Planning a wedding should be a joyous time — albeit a stressful time — leading up to an even more joyous event filled with family, friends and love.

But for some people, getting engaged marks the beginning of a long life of oversharing on Facebook. It begins with 50 pictures of the proposal. Then the cheesy engagement photos. Then come the constant status updates about invitations, wedding colors and cake tastings, followed by a 300-photo album from the engagement session, 250 pictures of the shower, 101 images from the bachelorette party, and finally, the climactic 500-photo album of the wedding. From there, it’s constant updates from the sands of Hawaii during the honeymoon, and soon the pregnancy, and away we go.

But it needn’t be like this. In fact, it’s high time that someone issued a dictum regarding decorum when it comes to social networking updates about your marital goings-on — and that someone is me.

Behold, the do’s and don’ts of posting about your wedding on Facebook (in chronological order, beginning with engagement):

Do
Let the world know that you got engaged! It is very exciting. Remember to keep it short, e.g.: “We’re engaged!! John asked yesterday while we were on a hike in Malibu. I said yes!!”

Don’t
Immediately launch into post-engagement details about exactly the kind of wedding you have in mind (We’re thinking outdoors!! Maybe on the beach!! Already looking at places!! Can’t wait!!) This bodes very badly for the next year or so, an instills a feeling of dread in your friends.

Do
Post a handful of carefully selected photos of the proposal (if you have them), including one (repeat: one) sharp, in-focus shot of the ring.

Don’t
Post every photo that your fiance’s friend took with his crappy digital camera, including the one where an old guy is blocking the shot, and the other one that captures what is no doubt a special moment but is so blurry that you don’t even look like people.

Do
Provide the rare status update on planning as time goes on, with a special focus on moments of note — i.e., when you buy your dress. (Buy…not shop for, not try on, not get fitted for…buy.

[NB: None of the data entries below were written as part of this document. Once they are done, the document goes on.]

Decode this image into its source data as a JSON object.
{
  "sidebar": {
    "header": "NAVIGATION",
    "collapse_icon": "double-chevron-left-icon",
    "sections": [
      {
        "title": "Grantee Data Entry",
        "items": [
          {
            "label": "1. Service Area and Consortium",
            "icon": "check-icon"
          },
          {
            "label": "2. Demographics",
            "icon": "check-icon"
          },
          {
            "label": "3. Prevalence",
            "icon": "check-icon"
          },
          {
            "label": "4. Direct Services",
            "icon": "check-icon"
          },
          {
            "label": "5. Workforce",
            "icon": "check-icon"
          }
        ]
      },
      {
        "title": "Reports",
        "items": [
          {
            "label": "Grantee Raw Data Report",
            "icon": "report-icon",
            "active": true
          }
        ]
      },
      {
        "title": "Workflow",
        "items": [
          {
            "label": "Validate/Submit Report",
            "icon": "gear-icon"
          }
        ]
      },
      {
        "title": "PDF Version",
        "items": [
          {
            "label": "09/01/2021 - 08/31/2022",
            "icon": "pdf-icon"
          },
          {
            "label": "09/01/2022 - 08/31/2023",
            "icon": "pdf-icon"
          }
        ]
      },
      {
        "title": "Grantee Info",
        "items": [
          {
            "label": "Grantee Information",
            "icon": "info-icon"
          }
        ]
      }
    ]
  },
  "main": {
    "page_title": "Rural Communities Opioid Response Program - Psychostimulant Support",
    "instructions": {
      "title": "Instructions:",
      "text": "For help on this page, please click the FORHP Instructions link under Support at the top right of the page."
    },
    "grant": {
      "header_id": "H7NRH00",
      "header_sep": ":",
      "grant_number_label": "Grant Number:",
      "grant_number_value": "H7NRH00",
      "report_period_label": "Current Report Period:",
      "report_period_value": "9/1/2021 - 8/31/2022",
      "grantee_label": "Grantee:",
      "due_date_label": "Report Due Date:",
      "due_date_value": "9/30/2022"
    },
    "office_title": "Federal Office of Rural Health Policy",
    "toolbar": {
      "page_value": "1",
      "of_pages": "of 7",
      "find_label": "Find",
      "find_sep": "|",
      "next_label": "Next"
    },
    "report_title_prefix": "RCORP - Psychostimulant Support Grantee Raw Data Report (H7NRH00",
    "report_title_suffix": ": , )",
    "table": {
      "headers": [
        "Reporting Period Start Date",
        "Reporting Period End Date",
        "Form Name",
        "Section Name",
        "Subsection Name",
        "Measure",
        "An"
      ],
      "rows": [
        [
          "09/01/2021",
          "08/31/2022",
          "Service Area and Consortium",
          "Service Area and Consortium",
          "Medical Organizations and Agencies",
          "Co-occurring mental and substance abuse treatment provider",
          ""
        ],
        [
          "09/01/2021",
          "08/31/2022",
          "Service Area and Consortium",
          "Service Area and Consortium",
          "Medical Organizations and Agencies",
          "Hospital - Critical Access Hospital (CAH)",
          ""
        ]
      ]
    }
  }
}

And take home.)

Don’t
Give status updates about every single wedding-related task, like the fact that you’re now choosing between cream and ivory for your centerpieces. There is no positive correlation between how interesting minutia is and how much it has to do with a wedding.

Do
Say the occasional nice thing about your fiance. I’m sure he or she is a lovely person.

Don’t
Use your year or so of planning as an opportunity for constant, slobbery verbal PDA.

Also, don’t
Begin reinforcing gender roles until you are nothing more than a faceless “wife” and your future spouse is nothing more than a faceless “husband.” (“Asked Anthony about the chair cover colors, and he just nodded and said ‘whatever you want!’ Guess weddings are all up to us ladies!”)

Do
Let the world know that there are only a few days until your wedding…

Don’t
…let the world know how many days there are until your wedding every day for three months.

Do
Go through your professionally shot pictures after you get home from your honeymoon, carefully select the best 20-30 photos, and create an album on Facebook. Isn’t that lovely?

Don’t
Collect photos from all your friends and relatives and indiscriminately upload them. Especially not if you want anyone to actually look at them.

Do
Have a wonderful life together, and try to accept the fact that your wedding is over.

Don’t
Immediately start writing about how much you love your husband or wife within days of getting married. Also, please don’t post things on each others’ walls like, “can’t wait to see you at home, hubby!!” We get it. You’re married.

Some Final Thoughts

Listen — it’s not that everyone isn’t super excited for you and your wedding. But the thing about oversharing on the topic is that eventually, it starts to feel like one of a few things are happening: 1. You’ve completely abandoned your former life, which feels kind of sad to your friends who were part of that life. 2. You’ve gone beyond sharing happy feelings to bragging. 3. Your excitement is not real, i.e. you doth protest too much.

If any of these things are true, it makes it really hard for your friends to stay as happy as they were for you when you first announced your engagement. And no one wants that — least of all, those people who sincerely congratulated you on your Facebook wall. So try to tone it down, be appropriate and remember — keep it classy.